> Record excerpts:
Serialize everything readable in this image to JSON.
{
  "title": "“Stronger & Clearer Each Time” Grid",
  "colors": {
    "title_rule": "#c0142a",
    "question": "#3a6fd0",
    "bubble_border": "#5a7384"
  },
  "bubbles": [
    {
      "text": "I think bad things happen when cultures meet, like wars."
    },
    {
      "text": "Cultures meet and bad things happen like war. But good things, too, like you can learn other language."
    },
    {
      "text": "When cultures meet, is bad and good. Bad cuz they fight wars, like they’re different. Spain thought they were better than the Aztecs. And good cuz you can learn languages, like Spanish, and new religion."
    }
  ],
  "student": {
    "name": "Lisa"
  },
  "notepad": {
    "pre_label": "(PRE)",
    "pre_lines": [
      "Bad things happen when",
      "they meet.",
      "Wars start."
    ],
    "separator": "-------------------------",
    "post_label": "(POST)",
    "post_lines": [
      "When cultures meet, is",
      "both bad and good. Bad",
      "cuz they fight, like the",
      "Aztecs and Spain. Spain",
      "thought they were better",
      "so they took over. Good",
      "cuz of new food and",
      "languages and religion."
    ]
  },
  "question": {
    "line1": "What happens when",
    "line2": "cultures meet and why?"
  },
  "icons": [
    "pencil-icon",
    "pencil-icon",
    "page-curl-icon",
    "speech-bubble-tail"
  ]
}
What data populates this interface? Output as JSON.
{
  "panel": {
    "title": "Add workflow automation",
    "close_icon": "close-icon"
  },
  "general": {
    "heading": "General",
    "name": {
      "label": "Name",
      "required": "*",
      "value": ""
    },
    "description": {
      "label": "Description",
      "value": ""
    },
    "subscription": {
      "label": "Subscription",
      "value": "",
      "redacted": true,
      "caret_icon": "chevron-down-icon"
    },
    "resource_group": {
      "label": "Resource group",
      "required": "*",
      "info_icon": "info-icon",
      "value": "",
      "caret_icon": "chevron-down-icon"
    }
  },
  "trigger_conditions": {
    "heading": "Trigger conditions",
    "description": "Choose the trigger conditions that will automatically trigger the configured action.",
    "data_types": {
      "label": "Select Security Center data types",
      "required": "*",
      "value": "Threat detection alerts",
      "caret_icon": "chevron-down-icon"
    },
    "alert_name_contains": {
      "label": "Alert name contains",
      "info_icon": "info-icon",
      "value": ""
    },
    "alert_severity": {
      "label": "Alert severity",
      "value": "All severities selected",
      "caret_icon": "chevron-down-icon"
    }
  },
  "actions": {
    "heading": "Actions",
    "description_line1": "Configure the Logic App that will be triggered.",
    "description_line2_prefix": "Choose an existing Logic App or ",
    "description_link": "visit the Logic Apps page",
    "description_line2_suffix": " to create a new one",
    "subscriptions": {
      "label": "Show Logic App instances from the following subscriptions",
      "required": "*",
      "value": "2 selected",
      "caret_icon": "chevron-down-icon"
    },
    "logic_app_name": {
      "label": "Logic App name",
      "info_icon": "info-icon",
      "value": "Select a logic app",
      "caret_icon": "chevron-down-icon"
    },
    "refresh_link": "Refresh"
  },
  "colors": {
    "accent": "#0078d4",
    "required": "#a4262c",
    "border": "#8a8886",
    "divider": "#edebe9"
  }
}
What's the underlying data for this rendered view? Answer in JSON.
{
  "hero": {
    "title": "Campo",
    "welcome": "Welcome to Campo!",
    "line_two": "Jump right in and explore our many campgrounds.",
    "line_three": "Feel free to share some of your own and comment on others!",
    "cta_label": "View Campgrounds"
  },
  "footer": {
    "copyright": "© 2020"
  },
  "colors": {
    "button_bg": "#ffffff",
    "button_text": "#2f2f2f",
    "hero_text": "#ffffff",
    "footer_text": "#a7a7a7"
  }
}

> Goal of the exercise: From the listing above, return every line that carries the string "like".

> Exercise output:
      "text": "I think bad things happen when cultures meet, like wars."
      "text": "Cultures meet and bad things happen like war. But good things, too, like you can learn other language."
      "text": "When cultures meet, is bad and good. Bad cuz they fight wars, like they’re different. Spain thought they were better than the Aztecs. And good cuz you can learn languages, like Spanish, and new religion."
      "cuz they fight, like the",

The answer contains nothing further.